Don’t misunderstand:  I am a victim of nothing.  I simply acknowledge that it is far harder to live in a ‘balanced’ way – where equanimity reigns – now that sleep evades me along with time for ‘practice’ and ‘self-care’ in any predictable or reliable way.  As parents, the baseline of physical well-being through rest, community support and overall sense of health and vitality isn’t a given any longer, and yet the demand to function and show up at our best doesn’t relent.  In fact, it is only amplified.  This is all true.  And, at the deepest level, it doesn’t matter.  This isn’t to say it doesn’t hurt like hell to be swimming this path that is full of physical and emotional challenges when under-resourced;  I am simply clarifying that there are no excuses as to why we can’t still show up at our best.

The calling is one of profound responsibility to serve our children and others through finding a new ground and baseline of balanced surrender into what is.  As parents intending to live the parenting journey as sacred practice and mindful art, it is absolutely our responsibility to find new ways of self-care and self-resourcing even when the conditions are less than ‘ideal’ from a conventional perspective.

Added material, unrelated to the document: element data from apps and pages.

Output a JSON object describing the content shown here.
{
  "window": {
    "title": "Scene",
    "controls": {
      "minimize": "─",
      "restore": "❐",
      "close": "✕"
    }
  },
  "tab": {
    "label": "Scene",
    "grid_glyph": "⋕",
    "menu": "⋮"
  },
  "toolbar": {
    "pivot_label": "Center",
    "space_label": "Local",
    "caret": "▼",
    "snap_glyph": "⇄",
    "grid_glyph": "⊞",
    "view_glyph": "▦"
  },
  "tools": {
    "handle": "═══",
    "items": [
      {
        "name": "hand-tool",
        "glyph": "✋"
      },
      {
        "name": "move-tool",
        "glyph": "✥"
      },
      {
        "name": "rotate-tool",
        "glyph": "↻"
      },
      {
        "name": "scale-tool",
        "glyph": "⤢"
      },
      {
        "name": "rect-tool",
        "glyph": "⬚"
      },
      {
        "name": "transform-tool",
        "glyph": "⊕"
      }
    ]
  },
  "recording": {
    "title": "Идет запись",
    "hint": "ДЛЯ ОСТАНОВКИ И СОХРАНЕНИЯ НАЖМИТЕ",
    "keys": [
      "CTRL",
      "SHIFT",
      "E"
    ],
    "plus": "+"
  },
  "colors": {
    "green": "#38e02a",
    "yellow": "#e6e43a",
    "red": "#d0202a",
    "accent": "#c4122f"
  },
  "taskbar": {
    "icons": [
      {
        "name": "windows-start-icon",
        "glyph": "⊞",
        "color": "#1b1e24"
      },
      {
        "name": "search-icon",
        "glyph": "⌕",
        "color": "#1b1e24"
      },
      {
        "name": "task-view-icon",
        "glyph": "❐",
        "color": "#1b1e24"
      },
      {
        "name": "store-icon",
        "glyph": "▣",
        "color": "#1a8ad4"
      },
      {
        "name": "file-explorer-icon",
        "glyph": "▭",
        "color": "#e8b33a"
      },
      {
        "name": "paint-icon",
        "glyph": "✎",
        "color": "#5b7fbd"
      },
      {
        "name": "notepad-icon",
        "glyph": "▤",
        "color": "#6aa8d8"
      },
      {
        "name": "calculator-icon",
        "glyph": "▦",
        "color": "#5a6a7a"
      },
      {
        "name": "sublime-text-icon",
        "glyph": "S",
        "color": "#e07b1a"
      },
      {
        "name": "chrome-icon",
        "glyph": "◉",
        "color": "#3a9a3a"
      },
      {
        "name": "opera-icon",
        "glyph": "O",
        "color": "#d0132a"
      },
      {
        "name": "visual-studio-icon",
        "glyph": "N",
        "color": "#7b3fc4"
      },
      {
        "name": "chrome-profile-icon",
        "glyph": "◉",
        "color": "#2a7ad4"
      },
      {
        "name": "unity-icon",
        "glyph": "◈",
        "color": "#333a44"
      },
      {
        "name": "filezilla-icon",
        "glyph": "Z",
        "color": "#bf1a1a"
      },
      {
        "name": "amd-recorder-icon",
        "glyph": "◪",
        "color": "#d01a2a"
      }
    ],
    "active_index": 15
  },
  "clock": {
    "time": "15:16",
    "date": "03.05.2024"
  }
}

When the bottom falls out a new opportunity is presented.  Instead of engaging life from a place of struggle, we can choose to respond in a relaxed way with a non-problematic disposition.  (“What, it isn’t normal to be up eight times a night?” “Oh, you mean waking up to my son’s puke all over me isn’t pleasant?”…”No Big Deal” as Buddhist teacher Pema Chodron often says…)  This capacity to respond in a relaxed, non-problematic way blurs into my relations with Rowan (at least I want it to).  Instead of emotionally responding to difficult moments from a place of exhausted reactivity (which happens more often than I care to admit) I can chill out with a deep breath and answer the tug at shirt or throw of egg across the room with a relaxed, non-problematic disposition (after all, young children respond to our state so much more than our words).  I can remember my mantra of ‘nourished surrender’ – meaning that the surrender into my exhaustion or frustration or feeling unsupported can of itself be nourishing;  Just the gesture of sinking into what is arising in the present moment without resistance and without pining for something that was or could be is a way to care for ourselves.  It often requires a reorientation of how one engages the present moment:  a re-framing of what nourishment is or can be in our lives, and a dedication to relax more and crave ‘other’ less.  It doesn’t mean we thwart paying close attention to what we are needing/drawn to/attracted to in our lives.  It doesn’t mean we stop asking for help or moving in new directions to create more sane situations… It just means we are committed to a relaxed surrender to what is arising, even while we move gently towards what we need for support and sanity.  For me, the relaxed surrender points the way towards the elusive realm of equanimity:  that mark of spiritual maturity.

The ground shifting beneath our feet can usher forth the discovery of manifestations of Grace not previously understood.  There is a way to find a resourcefulness that is less dependent on the realm of physical nourishment or ‘comfort’ – and more rooted in subtler realms of feeling.  Smaller gestures of self-care like a cup of tea or a brief hot shower can become more poignant.  It is essential to uncover new ways of engaging each present moment in its unexpected challenges, working with not turning away and not delving into the internal dialogues of “if only this”…”if only that” (“if only I could sleep more, then I’d be saner,”  “if only he napped longer I could finish this journal entry and get back to a more centered place”  “if only I had time to do that downward dog right now without him pulling my hair…” – you get the picture).  At each juncture we can choose not to turn away from the present moment into a fantasy of what could be ‘better’ or easier.  We can instead choose a ‘no excuses’ orientation in terms of a personal responsibility to engage bliss and love in each moment of arising –  hair pulling, moments of contraction, equanimity failing – and all.